Saudi Arabia, the United Arab Emirates and Bahrain ― huge consumers of American military technology ― cut off ties with Qatar on June 5 over its alleged support for terror and ties to Iran. Egypt and a handful of other non-GCC countries followed suit. (The other two countries in the GCC, Oman and Kuwait, have remained neutral in the dispute.)
“I could not have been more pleased with the President’s recent trip to Saudi Arabia. The unity of the Gulf States and their commitment to security cooperation were welcome steps forward,” Corker wrote in his Monday letter. “Unfortunately, the GCC did not take advantage of the summit and instead chose to devolve into conflict. All countries in the region need to do more to combat terrorism, but recent disputes among the GCC countries only serve to hurt efforts to fight ISIS and counter Iran.”
Corker’s committee and its counterpart in the lower chamber, the House foreign affairs committee, have the ability to review arms deals once the executive branch officially proposes them. Corker’s approval is needed for sales to go forward.
The senator’s announcement will cover any weapons packages that have not yet been formally notified to Congress, a Corker aide told HuffPost in a Monday afternoon email.
That means it could affect huge chunks of President Donald Trump’s planned $110 billion deal with Saudi Arabia, as well as other sales to the UAE, Qatar, Kuwait, Oman and Bahrain that the president has said he would welcome because of their potential benefit to the U.S. economy. But it will not affect sales already notified, like a $662 million radar system for the Saudis, or assistance classified as defensive, like training for the Saudi navy, the aide wrote. The aide said it also would not affect the delivery of a $500 million package of precision-guided munitions for Saudi Arabia’s campaign in Yemen that created a controversy in the Senate earlier this month.
Corker has been a relatively steadfast supporter of Trump, with his name at one point even mentioned as a possibility for secretary of state in the new administration.
His surprise announcement shows how frustrated foreign policy heavyweights on both sides of the aisle have become over the Trump administration’s handling of the Qatar crisis and the harsh tactics of the anti-Qatar governments. While Tillerson and Defense Secretary Jim Mattis have sought to encourage negotiations and reaffirm the U.S.-dominated status quo, Trump himself has repeatedly escalated tensions and seemingly sided with the Saudis. Top White House aides Steve Bannon and Jared Kushner have encouraged that course of action, the New York Times revealed Monday, while former Secretary of State Henry Kissinger and others have told Tillerson to keep working as he is and ignore instructions from a flailing White House.

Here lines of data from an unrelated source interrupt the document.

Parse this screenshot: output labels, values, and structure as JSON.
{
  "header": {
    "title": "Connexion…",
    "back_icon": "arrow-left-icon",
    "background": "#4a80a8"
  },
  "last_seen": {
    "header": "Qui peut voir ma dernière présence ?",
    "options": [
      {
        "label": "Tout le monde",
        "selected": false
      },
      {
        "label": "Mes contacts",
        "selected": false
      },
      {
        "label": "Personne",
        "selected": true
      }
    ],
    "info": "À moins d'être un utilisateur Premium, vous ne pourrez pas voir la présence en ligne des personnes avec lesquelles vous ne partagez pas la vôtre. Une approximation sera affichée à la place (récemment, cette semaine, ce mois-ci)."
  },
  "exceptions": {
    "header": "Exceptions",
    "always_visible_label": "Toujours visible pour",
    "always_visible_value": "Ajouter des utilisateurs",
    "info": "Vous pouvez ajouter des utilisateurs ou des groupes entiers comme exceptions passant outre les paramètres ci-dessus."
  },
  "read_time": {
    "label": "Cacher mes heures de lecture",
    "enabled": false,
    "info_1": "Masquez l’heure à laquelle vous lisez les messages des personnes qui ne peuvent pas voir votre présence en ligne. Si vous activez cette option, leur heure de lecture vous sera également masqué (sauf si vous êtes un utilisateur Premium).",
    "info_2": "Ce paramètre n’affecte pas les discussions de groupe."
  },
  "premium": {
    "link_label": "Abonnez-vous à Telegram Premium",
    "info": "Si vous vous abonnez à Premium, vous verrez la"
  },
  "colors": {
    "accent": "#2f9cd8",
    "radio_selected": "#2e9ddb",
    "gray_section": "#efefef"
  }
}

Corker’s move signals faith in a balanced approach that holds all U.S. partners accountable. And it’s sparked hope among activists who say Congress is often too reluctant to stand up to the executive branch and place conditions on weapons packages to induce better behavior from friendly governments.
Andrew Exum, a top Middle East official at the Pentagon under President Barack Obama, said the announcement sent an important message to Saudi Arabia and other nations.
The Saudi and UAE role in the anti-Qatar campaign has boosted worries in Washington that the countries are pursuing policies without considering American priorities. Tillerson’s State Department has been unexpectedly harsh in criticizing their actions, and on Monday, the Washington Post ran an editorial warning about Saudi Arabia’s recently anointed crown prince, Kushner favorite Muhammed bin Salman.
“He’s acquired a lot of admirers, including in the Trump White House, by outlining plans to reform and modernize the Saudi economy, loosen domestic social controls and ― not least ― undertake tens of billions of arms purchases in the United States,” the piece reads. “Yet as Prince [Muhammed bin] Salman formally takes position to succeed his 81-year-old father, King Salman, there is growing reason for doubt about his capabilities ... the [Qatar] boycott risks serious harm to U.S. interests. Like the Yemen war, it should give cause for care in embracing the new Saudi crown prince. Though he may be charming, his adventurism makes him a questionable ally.”